Exercise aim: Output the data below in full, byte for byte. Nothing may differ.

Supplied information:
--
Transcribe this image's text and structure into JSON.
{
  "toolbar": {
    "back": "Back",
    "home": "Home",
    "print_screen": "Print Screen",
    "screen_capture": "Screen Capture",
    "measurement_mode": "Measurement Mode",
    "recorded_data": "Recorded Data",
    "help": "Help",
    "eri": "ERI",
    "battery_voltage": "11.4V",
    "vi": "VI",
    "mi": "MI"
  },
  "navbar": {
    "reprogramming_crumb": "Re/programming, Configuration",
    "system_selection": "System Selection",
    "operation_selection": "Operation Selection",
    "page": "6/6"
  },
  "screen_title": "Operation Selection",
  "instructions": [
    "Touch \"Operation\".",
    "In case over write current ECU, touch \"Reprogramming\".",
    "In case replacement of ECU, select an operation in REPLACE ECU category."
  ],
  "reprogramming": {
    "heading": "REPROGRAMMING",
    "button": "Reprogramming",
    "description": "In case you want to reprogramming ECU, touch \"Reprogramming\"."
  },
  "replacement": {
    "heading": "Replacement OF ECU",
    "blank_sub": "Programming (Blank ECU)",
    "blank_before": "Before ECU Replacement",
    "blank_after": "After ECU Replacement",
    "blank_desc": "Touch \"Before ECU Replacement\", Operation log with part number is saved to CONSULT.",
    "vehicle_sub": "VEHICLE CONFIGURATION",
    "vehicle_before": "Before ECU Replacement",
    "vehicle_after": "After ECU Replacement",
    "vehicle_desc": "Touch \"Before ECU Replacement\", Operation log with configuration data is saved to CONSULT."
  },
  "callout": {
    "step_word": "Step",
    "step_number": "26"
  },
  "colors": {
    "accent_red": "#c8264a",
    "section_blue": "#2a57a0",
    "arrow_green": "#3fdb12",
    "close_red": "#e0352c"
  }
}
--
Written reply:
Transcribe this image's text and structure into JSON.
{
  "toolbar": {
    "back": "Back",
    "home": "Home",
    "print_screen": "Print Screen",
    "screen_capture": "Screen Capture",
    "measurement_mode": "Measurement Mode",
    "recorded_data": "Recorded Data",
    "help": "Help",
    "eri": "ERI",
    "battery_voltage": "11.4V",
    "vi": "VI",
    "mi": "MI"
  },
  "navbar": {
    "reprogramming_crumb": "Re/programming, Configuration",
    "system_selection": "System Selection",
    "operation_selection": "Operation Selection",
    "page": "6/6"
  },
  "screen_title": "Operation Selection",
  "instructions": [
    "Touch \"Operation\".",
    "In case over write current ECU, touch \"Reprogramming\".",
    "In case replacement of ECU, select an operation in REPLACE ECU category."
  ],
  "reprogramming": {
    "heading": "REPROGRAMMING",
    "button": "Reprogramming",
    "description": "In case you want to reprogramming ECU, touch \"Reprogramming\"."
  },
  "replacement": {
    "heading": "Replacement OF ECU",
    "blank_sub": "Programming (Blank ECU)",
    "blank_before": "Before ECU Replacement",
    "blank_after": "After ECU Replacement",
    "blank_desc": "Touch \"Before ECU Replacement\", Operation log with part number is saved to CONSULT.",
    "vehicle_sub": "VEHICLE CONFIGURATION",
    "vehicle_before": "Before ECU Replacement",
    "vehicle_after": "After ECU Replacement",
    "vehicle_desc": "Touch \"Before ECU Replacement\", Operation log with configuration data is saved to CONSULT."
  },
  "callout": {
    "step_word": "Step",
    "step_number": "26"
  },
  "colors": {
    "accent_red": "#c8264a",
    "section_blue": "#2a57a0",
    "arrow_green": "#3fdb12",
    "close_red": "#e0352c"
  }
}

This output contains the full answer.